While the circumstances that get her back into action are a little contrived, it is enjoyable to follow the further adventures of Clementine Jones. Clem is a great character – clever, resourceful, determined, prepared to bend the law when she feels she needs to and often out of her depth (at one point literally) as the action heats up. This book also plays on Clem’s conflicted loyalty to the town that took her in and the football team that she coached to a championship win and her desire to get back to a normal, anonymous life in the city.
As with many writers who start with Australian rural crime, Thornton has transferred her action from the bush to the coast (Chris Hammer, Sarah Bailey and Jane Harper have done similar shifts). She has centred the action around real environmental issues and the plight of an actual and fascinating (if only for its method of breathing, no spoilers) Australian endangered species. And in White Throat she has also delivered another fast-paced crime thriller anchored around a flawed and engaging heroine.

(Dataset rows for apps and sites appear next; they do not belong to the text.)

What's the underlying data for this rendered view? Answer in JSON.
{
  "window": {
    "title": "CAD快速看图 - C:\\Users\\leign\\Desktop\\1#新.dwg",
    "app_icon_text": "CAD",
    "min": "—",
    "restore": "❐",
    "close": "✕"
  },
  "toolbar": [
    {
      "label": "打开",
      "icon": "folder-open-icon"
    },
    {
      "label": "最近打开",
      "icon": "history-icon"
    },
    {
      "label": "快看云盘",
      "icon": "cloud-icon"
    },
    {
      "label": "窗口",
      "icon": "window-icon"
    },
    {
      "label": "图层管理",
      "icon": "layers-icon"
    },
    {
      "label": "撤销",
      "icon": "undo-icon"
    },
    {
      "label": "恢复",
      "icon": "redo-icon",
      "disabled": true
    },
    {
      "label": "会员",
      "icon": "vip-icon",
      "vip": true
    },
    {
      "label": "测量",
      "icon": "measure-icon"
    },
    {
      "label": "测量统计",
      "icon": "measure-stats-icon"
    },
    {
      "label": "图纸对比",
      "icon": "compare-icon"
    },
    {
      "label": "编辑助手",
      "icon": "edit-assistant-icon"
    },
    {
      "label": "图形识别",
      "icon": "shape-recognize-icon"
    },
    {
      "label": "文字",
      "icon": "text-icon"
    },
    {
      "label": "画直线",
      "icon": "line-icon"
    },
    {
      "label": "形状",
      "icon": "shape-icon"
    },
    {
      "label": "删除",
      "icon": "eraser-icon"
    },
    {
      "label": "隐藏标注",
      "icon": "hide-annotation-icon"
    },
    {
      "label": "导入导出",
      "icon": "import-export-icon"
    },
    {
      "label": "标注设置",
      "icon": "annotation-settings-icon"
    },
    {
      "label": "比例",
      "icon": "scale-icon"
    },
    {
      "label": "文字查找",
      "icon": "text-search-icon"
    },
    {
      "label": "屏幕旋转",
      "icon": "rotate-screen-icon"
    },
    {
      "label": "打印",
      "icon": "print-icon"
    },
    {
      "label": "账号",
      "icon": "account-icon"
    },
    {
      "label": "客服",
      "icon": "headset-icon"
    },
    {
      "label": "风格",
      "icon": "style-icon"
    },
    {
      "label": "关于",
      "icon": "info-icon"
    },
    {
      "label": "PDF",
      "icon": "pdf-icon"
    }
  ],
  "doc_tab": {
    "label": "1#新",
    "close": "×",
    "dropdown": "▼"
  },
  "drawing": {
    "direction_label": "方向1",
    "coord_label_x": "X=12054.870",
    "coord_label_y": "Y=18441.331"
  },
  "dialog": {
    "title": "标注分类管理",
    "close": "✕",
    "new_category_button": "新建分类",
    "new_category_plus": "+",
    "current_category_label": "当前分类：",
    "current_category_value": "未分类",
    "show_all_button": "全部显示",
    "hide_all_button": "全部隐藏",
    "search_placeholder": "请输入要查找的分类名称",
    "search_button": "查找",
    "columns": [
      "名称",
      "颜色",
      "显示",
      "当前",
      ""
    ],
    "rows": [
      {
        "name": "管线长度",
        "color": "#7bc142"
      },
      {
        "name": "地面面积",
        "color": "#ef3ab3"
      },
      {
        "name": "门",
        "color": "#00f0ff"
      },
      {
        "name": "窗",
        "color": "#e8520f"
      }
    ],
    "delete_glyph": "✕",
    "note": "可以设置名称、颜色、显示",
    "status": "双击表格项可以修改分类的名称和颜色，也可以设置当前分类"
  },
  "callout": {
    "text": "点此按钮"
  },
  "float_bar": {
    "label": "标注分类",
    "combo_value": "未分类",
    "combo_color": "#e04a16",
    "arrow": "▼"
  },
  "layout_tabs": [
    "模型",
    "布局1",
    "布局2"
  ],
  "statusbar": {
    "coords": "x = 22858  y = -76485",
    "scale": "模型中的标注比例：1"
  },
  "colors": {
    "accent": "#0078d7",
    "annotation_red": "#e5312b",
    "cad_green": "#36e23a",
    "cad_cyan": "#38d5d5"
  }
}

Other reviews you might enjoy:
- Consolation (Garry Disher) – book review
- The Night Whistler (Greg Woodland) – book review
- Whatever it Takes (Paul Cleave) – book review
Robert Goodman is a book reviewer, former Ned Kelly Awards judge and institutionalised public servant based in Sydney. This and over 450 more book reviews can be found on his website Pile By the Bed.